=== Input for this task ===

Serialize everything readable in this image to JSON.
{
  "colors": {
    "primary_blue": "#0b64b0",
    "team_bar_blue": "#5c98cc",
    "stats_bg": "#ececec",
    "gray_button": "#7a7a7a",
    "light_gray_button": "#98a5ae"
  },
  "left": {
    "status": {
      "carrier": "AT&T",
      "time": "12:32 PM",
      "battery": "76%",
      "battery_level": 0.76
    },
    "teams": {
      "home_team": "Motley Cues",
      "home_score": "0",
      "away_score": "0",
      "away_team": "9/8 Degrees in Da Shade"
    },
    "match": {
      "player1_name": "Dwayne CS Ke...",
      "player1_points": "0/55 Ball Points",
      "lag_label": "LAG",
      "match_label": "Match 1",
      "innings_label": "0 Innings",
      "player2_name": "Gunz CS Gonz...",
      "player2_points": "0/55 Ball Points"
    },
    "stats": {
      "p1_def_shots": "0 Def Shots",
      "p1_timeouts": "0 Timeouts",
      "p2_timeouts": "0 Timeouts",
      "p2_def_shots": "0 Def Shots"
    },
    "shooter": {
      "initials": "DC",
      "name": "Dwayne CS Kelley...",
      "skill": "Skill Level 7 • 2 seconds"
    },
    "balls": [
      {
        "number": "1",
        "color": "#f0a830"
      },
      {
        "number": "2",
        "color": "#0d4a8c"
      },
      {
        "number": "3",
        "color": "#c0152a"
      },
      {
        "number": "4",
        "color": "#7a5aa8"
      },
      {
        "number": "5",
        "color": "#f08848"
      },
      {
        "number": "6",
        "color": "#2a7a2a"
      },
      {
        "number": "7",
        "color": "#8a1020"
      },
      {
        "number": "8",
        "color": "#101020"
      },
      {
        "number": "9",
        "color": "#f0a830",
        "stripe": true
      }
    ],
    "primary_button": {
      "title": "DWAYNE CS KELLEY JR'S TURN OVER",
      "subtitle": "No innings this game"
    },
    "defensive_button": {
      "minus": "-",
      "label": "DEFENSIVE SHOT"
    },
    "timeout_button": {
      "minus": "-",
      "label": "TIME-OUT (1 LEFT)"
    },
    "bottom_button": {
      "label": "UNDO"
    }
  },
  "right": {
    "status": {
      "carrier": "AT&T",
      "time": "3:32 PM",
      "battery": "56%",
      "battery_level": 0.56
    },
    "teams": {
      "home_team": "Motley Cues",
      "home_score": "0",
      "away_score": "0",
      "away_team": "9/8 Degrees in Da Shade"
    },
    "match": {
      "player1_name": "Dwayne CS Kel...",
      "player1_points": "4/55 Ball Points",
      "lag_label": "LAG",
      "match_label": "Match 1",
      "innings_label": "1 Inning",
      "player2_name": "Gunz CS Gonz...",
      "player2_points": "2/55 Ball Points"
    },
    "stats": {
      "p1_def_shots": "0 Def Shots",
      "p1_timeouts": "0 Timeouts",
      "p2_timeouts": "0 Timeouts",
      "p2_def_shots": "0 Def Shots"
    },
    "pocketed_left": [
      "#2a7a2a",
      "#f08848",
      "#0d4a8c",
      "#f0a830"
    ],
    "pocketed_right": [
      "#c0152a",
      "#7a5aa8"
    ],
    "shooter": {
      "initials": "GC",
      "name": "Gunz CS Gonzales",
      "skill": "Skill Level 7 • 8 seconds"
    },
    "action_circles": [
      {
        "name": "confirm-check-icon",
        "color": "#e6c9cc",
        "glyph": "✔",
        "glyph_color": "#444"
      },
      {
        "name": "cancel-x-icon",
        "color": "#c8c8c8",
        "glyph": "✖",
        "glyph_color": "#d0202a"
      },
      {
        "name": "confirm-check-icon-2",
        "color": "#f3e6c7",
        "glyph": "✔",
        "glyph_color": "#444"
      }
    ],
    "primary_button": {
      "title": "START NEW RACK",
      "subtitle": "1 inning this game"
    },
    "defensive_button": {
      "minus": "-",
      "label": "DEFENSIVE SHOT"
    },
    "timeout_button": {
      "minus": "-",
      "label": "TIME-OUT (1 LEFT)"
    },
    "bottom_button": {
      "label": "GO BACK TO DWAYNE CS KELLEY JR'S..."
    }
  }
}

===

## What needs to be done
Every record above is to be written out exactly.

## Reply to the task
Serialize everything readable in this image to JSON.
{
  "colors": {
    "primary_blue": "#0b64b0",
    "team_bar_blue": "#5c98cc",
    "stats_bg": "#ececec",
    "gray_button": "#7a7a7a",
    "light_gray_button": "#98a5ae"
  },
  "left": {
    "status": {
      "carrier": "AT&T",
      "time": "12:32 PM",
      "battery": "76%",
      "battery_level": 0.76
    },
    "teams": {
      "home_team": "Motley Cues",
      "home_score": "0",
      "away_score": "0",
      "away_team": "9/8 Degrees in Da Shade"
    },
    "match": {
      "player1_name": "Dwayne CS Ke...",
      "player1_points": "0/55 Ball Points",
      "lag_label": "LAG",
      "match_label": "Match 1",
      "innings_label": "0 Innings",
      "player2_name": "Gunz CS Gonz...",
      "player2_points": "0/55 Ball Points"
    },
    "stats": {
      "p1_def_shots": "0 Def Shots",
      "p1_timeouts": "0 Timeouts",
      "p2_timeouts": "0 Timeouts",
      "p2_def_shots": "0 Def Shots"
    },
    "shooter": {
      "initials": "DC",
      "name": "Dwayne CS Kelley...",
      "skill": "Skill Level 7 • 2 seconds"
    },
    "balls": [
      {
        "number": "1",
        "color": "#f0a830"
      },
      {
        "number": "2",
        "color": "#0d4a8c"
      },
      {
        "number": "3",
        "color": "#c0152a"
      },
      {
        "number": "4",
        "color": "#7a5aa8"
      },
      {
        "number": "5",
        "color": "#f08848"
      },
      {
        "number": "6",
        "color": "#2a7a2a"
      },
      {
        "number": "7",
        "color": "#8a1020"
      },
      {
        "number": "8",
        "color": "#101020"
      },
      {
        "number": "9",
        "color": "#f0a830",
        "stripe": true
      }
    ],
    "primary_button": {
      "title": "DWAYNE CS KELLEY JR'S TURN OVER",
      "subtitle": "No innings this game"
    },
    "defensive_button": {
      "minus": "-",
      "label": "DEFENSIVE SHOT"
    },
    "timeout_button": {
      "minus": "-",
      "label": "TIME-OUT (1 LEFT)"
    },
    "bottom_button": {
      "label": "UNDO"
    }
  },
  "right": {
    "status": {
      "carrier": "AT&T",
      "time": "3:32 PM",
      "battery": "56%",
      "battery_level": 0.56
    },
    "teams": {
      "home_team": "Motley Cues",
      "home_score": "0",
      "away_score": "0",
      "away_team": "9/8 Degrees in Da Shade"
    },
    "match": {
      "player1_name": "Dwayne CS Kel...",
      "player1_points": "4/55 Ball Points",
      "lag_label": "LAG",
      "match_label": "Match 1",
      "innings_label": "1 Inning",
      "player2_name": "Gunz CS Gonz...",
      "player2_points": "2/55 Ball Points"
    },
    "stats": {
      "p1_def_shots": "0 Def Shots",
      "p1_timeouts": "0 Timeouts",
      "p2_timeouts": "0 Timeouts",
      "p2_def_shots": "0 Def Shots"
    },
    "pocketed_left": [
      "#2a7a2a",
      "#f08848",
      "#0d4a8c",
      "#f0a830"
    ],
    "pocketed_right": [
      "#c0152a",
      "#7a5aa8"
    ],
    "shooter": {
      "initials": "GC",
      "name": "Gunz CS Gonzales",
      "skill": "Skill Level 7 • 8 seconds"
    },
    "action_circles": [
      {
        "name": "confirm-check-icon",
        "color": "#e6c9cc",
        "glyph": "✔",
        "glyph_color": "#444"
      },
      {
        "name": "cancel-x-icon",
        "color": "#c8c8c8",
        "glyph": "✖",
        "glyph_color": "#d0202a"
      },
      {
        "name": "confirm-check-icon-2",
        "color": "#f3e6c7",
        "glyph": "✔",
        "glyph_color": "#444"
      }
    ],
    "primary_button": {
      "title": "START NEW RACK",
      "subtitle": "1 inning this game"
    },
    "defensive_button": {
      "minus": "-",
      "label": "DEFENSIVE SHOT"
    },
    "timeout_button": {
      "minus": "-",
      "label": "TIME-OUT (1 LEFT)"
    },
    "bottom_button": {
      "label": "GO BACK TO DWAYNE CS KELLEY JR'S..."
    }
  }
}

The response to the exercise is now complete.